Retype the complete listing without any change.

· · · · · · ·

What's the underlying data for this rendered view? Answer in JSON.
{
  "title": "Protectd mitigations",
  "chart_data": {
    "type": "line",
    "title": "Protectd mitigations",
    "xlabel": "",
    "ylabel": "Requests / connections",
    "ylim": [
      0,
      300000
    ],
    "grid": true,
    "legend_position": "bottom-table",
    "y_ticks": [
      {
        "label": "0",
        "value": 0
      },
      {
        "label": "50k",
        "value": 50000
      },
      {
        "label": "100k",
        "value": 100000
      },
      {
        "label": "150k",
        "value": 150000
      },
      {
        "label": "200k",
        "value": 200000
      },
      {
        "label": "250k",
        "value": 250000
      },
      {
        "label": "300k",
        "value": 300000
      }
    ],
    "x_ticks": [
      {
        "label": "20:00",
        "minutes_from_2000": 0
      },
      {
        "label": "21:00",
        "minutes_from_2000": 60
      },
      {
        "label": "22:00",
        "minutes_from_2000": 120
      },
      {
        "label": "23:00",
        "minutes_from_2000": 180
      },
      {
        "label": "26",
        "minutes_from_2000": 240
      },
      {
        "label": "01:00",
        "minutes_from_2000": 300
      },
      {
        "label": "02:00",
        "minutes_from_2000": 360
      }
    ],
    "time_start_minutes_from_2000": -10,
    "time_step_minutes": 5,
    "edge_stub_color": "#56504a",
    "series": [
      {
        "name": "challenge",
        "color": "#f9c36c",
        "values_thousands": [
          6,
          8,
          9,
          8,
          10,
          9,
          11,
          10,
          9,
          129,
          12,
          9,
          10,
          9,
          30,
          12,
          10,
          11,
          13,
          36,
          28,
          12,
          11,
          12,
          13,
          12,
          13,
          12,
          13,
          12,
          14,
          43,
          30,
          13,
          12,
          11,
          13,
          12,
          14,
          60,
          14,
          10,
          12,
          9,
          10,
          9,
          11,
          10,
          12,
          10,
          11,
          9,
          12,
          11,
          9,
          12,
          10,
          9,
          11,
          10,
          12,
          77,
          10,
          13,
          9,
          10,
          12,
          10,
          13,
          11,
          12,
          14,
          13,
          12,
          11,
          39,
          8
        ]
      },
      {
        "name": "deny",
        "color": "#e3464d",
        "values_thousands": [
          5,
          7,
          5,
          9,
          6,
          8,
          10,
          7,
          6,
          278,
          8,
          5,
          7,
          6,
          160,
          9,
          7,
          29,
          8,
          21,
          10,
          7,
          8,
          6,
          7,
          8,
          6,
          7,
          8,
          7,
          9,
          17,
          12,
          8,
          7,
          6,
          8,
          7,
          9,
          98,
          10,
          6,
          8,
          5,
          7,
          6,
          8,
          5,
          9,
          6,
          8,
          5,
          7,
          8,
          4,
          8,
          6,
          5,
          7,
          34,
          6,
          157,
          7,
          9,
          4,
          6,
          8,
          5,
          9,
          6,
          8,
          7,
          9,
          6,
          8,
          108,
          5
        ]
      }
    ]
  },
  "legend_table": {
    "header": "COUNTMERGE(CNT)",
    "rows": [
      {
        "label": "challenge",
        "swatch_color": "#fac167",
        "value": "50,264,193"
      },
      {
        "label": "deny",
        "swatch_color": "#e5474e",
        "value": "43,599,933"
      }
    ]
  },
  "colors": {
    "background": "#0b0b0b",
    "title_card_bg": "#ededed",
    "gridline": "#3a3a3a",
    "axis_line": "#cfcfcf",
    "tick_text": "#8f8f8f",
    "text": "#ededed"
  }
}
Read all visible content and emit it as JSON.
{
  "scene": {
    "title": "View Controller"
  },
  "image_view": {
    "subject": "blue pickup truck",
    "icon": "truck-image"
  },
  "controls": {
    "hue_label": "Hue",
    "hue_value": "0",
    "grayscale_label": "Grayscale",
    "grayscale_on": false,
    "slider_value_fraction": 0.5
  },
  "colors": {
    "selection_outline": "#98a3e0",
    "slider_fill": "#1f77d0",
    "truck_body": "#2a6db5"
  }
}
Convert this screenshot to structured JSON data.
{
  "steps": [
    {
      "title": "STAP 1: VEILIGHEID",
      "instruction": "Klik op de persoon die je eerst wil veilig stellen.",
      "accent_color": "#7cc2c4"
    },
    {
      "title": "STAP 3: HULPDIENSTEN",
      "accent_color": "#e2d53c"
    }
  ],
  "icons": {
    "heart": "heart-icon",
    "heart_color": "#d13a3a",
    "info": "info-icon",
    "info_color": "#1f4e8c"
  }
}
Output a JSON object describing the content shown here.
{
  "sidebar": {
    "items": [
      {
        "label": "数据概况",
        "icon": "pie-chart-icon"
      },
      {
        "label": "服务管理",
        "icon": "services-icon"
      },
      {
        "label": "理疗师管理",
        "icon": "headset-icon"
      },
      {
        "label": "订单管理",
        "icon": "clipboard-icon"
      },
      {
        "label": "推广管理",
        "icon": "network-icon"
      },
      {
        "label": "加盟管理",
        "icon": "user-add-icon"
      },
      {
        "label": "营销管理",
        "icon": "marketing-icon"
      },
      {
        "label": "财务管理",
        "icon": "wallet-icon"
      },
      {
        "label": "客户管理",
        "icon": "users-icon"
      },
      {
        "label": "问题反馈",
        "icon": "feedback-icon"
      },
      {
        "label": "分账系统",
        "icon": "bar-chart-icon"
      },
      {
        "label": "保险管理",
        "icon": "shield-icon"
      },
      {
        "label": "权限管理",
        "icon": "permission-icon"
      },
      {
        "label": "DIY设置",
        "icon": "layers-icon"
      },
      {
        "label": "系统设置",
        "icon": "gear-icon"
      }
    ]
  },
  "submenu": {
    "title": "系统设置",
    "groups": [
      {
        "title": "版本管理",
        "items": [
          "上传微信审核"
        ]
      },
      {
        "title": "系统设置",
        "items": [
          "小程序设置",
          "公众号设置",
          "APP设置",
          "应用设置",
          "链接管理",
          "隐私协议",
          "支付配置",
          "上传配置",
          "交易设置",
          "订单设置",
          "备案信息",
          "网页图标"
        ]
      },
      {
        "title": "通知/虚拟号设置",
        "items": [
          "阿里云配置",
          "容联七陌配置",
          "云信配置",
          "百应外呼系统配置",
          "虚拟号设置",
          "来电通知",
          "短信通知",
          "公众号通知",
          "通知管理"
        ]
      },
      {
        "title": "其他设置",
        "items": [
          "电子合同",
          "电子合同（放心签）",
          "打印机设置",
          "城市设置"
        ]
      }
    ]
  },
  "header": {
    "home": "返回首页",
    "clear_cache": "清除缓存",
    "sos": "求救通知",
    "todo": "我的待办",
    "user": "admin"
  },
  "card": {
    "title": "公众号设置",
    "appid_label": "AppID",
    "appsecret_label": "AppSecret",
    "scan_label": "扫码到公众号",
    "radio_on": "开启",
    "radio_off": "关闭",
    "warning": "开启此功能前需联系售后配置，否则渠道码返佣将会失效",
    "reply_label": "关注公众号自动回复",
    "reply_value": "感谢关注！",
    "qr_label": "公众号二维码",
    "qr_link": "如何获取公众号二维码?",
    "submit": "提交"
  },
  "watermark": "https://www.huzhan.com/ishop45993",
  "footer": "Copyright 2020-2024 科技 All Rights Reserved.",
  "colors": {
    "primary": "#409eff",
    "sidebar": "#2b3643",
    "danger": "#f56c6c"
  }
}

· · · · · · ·

* Exercise answer *
What's the underlying data for this rendered view? Answer in JSON.
{
  "title": "Protectd mitigations",
  "chart_data": {
    "type": "line",
    "title": "Protectd mitigations",
    "xlabel": "",
    "ylabel": "Requests / connections",
    "ylim": [
      0,
      300000
    ],
    "grid": true,
    "legend_position": "bottom-table",
    "y_ticks": [
      {
        "label": "0",
        "value": 0
      },
      {
        "label": "50k",
        "value": 50000
      },
      {
        "label": "100k",
        "value": 100000
      },
      {
        "label": "150k",
        "value": 150000
      },
      {
        "label": "200k",
        "value": 200000
      },
      {
        "label": "250k",
        "value": 250000
      },
      {
        "label": "300k",
        "value": 300000
      }
    ],
    "x_ticks": [
      {
        "label": "20:00",
        "minutes_from_2000": 0
      },
      {
        "label": "21:00",
        "minutes_from_2000": 60
      },
      {
        "label": "22:00",
        "minutes_from_2000": 120
      },
      {
        "label": "23:00",
        "minutes_from_2000": 180
      },
      {
        "label": "26",
        "minutes_from_2000": 240
      },
      {
        "label": "01:00",
        "minutes_from_2000": 300
      },
      {
        "label": "02:00",
        "minutes_from_2000": 360
      }
    ],
    "time_start_minutes_from_2000": -10,
    "time_step_minutes": 5,
    "edge_stub_color": "#56504a",
    "series": [
      {
        "name": "challenge",
        "color": "#f9c36c",
        "values_thousands": [
          6,
          8,
          9,
          8,
          10,
          9,
          11,
          10,
          9,
          129,
          12,
          9,
          10,
          9,
          30,
          12,
          10,
          11,
          13,
          36,
          28,
          12,
          11,
          12,
          13,
          12,
          13,
          12,
          13,
          12,
          14,
          43,
          30,
          13,
          12,
          11,
          13,
          12,
          14,
          60,
          14,
          10,
          12,
          9,
          10,
          9,
          11,
          10,
          12,
          10,
          11,
          9,
          12,
          11,
          9,
          12,
          10,
          9,
          11,
          10,
          12,
          77,
          10,
          13,
          9,
          10,
          12,
          10,
          13,
          11,
          12,
          14,
          13,
          12,
          11,
          39,
          8
        ]
      },
      {
        "name": "deny",
        "color": "#e3464d",
        "values_thousands": [
          5,
          7,
          5,
          9,
          6,
          8,
          10,
          7,
          6,
          278,
          8,
          5,
          7,
          6,
          160,
          9,
          7,
          29,
          8,
          21,
          10,
          7,
          8,
          6,
          7,
          8,
          6,
          7,
          8,
          7,
          9,
          17,
          12,
          8,
          7,
          6,
          8,
          7,
          9,
          98,
          10,
          6,
          8,
          5,
          7,
          6,
          8,
          5,
          9,
          6,
          8,
          5,
          7,
          8,
          4,
          8,
          6,
          5,
          7,
          34,
          6,
          157,
          7,
          9,
          4,
          6,
          8,
          5,
          9,
          6,
          8,
          7,
          9,
          6,
          8,
          108,
          5
        ]
      }
    ]
  },
  "legend_table": {
    "header": "COUNTMERGE(CNT)",
    "rows": [
      {
        "label": "challenge",
        "swatch_color": "#fac167",
        "value": "50,264,193"
      },
      {
        "label": "deny",
        "swatch_color": "#e5474e",
        "value": "43,599,933"
      }
    ]
  },
  "colors": {
    "background": "#0b0b0b",
    "title_card_bg": "#ededed",
    "gridline": "#3a3a3a",
    "axis_line": "#cfcfcf",
    "tick_text": "#8f8f8f",
    "text": "#ededed"
  }
}
Read all visible content and emit it as JSON.
{
  "scene": {
    "title": "View Controller"
  },
  "image_view": {
    "subject": "blue pickup truck",
    "icon": "truck-image"
  },
  "controls": {
    "hue_label": "Hue",
    "hue_value": "0",
    "grayscale_label": "Grayscale",
    "grayscale_on": false,
    "slider_value_fraction": 0.5
  },
  "colors": {
    "selection_outline": "#98a3e0",
    "slider_fill": "#1f77d0",
    "truck_body": "#2a6db5"
  }
}
Convert this screenshot to structured JSON data.
{
  "steps": [
    {
      "title": "STAP 1: VEILIGHEID",
      "instruction": "Klik op de persoon die je eerst wil veilig stellen.",
      "accent_color": "#7cc2c4"
    },
    {
      "title": "STAP 3: HULPDIENSTEN",
      "accent_color": "#e2d53c"
    }
  ],
  "icons": {
    "heart": "heart-icon",
    "heart_color": "#d13a3a",
    "info": "info-icon",
    "info_color": "#1f4e8c"
  }
}
Output a JSON object describing the content shown here.
{
  "sidebar": {
    "items": [
      {
        "label": "数据概况",
        "icon": "pie-chart-icon"
      },
      {
        "label": "服务管理",
        "icon": "services-icon"
      },
      {
        "label": "理疗师管理",
        "icon": "headset-icon"
      },
      {
        "label": "订单管理",
        "icon": "clipboard-icon"
      },
      {
        "label": "推广管理",
        "icon": "network-icon"
      },
      {
        "label": "加盟管理",
        "icon": "user-add-icon"
      },
      {
        "label": "营销管理",
        "icon": "marketing-icon"
      },
      {
        "label": "财务管理",
        "icon": "wallet-icon"
      },
      {
        "label": "客户管理",
        "icon": "users-icon"
      },
      {
        "label": "问题反馈",
        "icon": "feedback-icon"
      },
      {
        "label": "分账系统",
        "icon": "bar-chart-icon"
      },
      {
        "label": "保险管理",
        "icon": "shield-icon"
      },
      {
        "label": "权限管理",
        "icon": "permission-icon"
      },
      {
        "label": "DIY设置",
        "icon": "layers-icon"
      },
      {
        "label": "系统设置",
        "icon": "gear-icon"
      }
    ]
  },
  "submenu": {
    "title": "系统设置",
    "groups": [
      {
        "title": "版本管理",
        "items": [
          "上传微信审核"
        ]
      },
      {
        "title": "系统设置",
        "items": [
          "小程序设置",
          "公众号设置",
          "APP设置",
          "应用设置",
          "链接管理",
          "隐私协议",
          "支付配置",
          "上传配置",
          "交易设置",
          "订单设置",
          "备案信息",
          "网页图标"
        ]
      },
      {
        "title": "通知/虚拟号设置",
        "items": [
          "阿里云配置",
          "容联七陌配置",
          "云信配置",
          "百应外呼系统配置",
          "虚拟号设置",
          "来电通知",
          "短信通知",
          "公众号通知",
          "通知管理"
        ]
      },
      {
        "title": "其他设置",
        "items": [
          "电子合同",
          "电子合同（放心签）",
          "打印机设置",
          "城市设置"
        ]
      }
    ]
  },
  "header": {
    "home": "返回首页",
    "clear_cache": "清除缓存",
    "sos": "求救通知",
    "todo": "我的待办",
    "user": "admin"
  },
  "card": {
    "title": "公众号设置",
    "appid_label": "AppID",
    "appsecret_label": "AppSecret",
    "scan_label": "扫码到公众号",
    "radio_on": "开启",
    "radio_off": "关闭",
    "warning": "开启此功能前需联系售后配置，否则渠道码返佣将会失效",
    "reply_label": "关注公众号自动回复",
    "reply_value": "感谢关注！",
    "qr_label": "公众号二维码",
    "qr_link": "如何获取公众号二维码?",
    "submit": "提交"
  },
  "watermark": "https://www.huzhan.com/ishop45993",
  "footer": "Copyright 2020-2024 科技 All Rights Reserved.",
  "colors": {
    "primary": "#409eff",
    "sidebar": "#2b3643",
    "danger": "#f56c6c"
  }
}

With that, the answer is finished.